As some West Campus apartment buildings switch from traditional keys to electronic key fobs, students expressed concerns about the new technology as well as their safety and reliability.
Robby Goldman, a radio-television-film sophomore, said that key fobs are inconsistent, their batteries die at inconvenient times and can be more time consuming than traditional keys when they do not work correctly.
Goldman, who lives at The Castilian, said he was once locked out of his room at midnight because his fob didn’t work. He said maintenance had to drill a hole through the door to open it and replace the battery.
“The technology is not the best,” Goldman said. “If they’re (going to) have fobs, they should also have emergency keys ... There (has to) be better technology out there. Hotel rooms have been doing it with plastic cards for years now, and it mostly works.”
Aaron Voyles, director for residence hall operations in University Housing and Dining, said key fobs are also beneficial to students’ safety and can be very convenient when they work correctly. He said one of the main benefits is the ability to lock buildings after a certain time of night and restrict access to those without fobs.
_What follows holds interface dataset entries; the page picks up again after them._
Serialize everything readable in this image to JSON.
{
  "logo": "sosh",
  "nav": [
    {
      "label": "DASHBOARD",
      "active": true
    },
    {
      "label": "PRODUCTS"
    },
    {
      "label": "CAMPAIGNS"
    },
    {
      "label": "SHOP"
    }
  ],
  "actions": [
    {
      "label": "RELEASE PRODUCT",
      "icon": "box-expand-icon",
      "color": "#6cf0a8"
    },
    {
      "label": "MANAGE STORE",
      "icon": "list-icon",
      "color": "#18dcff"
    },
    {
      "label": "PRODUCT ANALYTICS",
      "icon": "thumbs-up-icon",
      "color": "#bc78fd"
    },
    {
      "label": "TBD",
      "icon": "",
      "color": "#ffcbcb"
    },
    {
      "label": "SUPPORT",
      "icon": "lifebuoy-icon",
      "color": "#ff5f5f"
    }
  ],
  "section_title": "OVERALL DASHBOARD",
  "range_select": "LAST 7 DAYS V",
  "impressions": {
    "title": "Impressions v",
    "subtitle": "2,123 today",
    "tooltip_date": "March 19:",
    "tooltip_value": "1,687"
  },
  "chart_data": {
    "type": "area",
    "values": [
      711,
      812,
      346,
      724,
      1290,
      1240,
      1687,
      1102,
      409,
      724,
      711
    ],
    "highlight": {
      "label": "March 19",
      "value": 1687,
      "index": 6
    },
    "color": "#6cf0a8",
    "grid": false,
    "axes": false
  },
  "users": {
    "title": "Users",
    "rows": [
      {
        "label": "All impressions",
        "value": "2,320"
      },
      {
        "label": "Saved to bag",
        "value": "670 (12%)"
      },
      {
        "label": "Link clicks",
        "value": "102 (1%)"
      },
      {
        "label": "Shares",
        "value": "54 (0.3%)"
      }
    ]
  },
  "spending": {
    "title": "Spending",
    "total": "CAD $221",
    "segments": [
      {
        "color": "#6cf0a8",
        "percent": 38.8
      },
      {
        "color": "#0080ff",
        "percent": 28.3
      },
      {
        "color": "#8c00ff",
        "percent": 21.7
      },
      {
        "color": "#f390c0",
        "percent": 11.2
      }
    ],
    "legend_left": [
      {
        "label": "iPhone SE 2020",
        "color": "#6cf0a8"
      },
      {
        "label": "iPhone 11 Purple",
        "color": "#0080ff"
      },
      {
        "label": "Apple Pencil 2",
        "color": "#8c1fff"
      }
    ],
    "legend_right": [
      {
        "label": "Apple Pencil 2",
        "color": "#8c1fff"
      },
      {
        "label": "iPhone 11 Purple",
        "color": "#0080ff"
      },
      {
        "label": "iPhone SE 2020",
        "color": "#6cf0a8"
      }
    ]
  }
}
Voyles said using key fobs adds an extra security layer for students. Key fobs unlock residences and also limit access by nonresidents to elevators, gyms, study rooms and other common spaces.
Undergraduate studies sophomore Madison Mallach uses a fob and said that the costs of using one outweighs the benefits. She said keys are more reliable and inexpensive than fobs.
Mallach, who lives at West Campus complex Skyloft, said it’s a nice safety feature to have buildings automatically lock at night. However, she said she would be fine without extra security if it meant having a physical key that can always unlock her room and can’t have technical malfunctions.
“Your safety shouldn’t be digital,” Mallach said. “It should be manual.”
Voyles said apartment buildings generally strive to make key fobs as convenient as possible for students and respond to any problems they have quickly.
“It’s easy if you lose a fob,” Voyles said. “We can reprogram it very quickly. We have personnel that can respond 24/7, so if a student had a fob that went down, they could go to the front desk, and we can get them a new temporary fob and troubleshoot it.”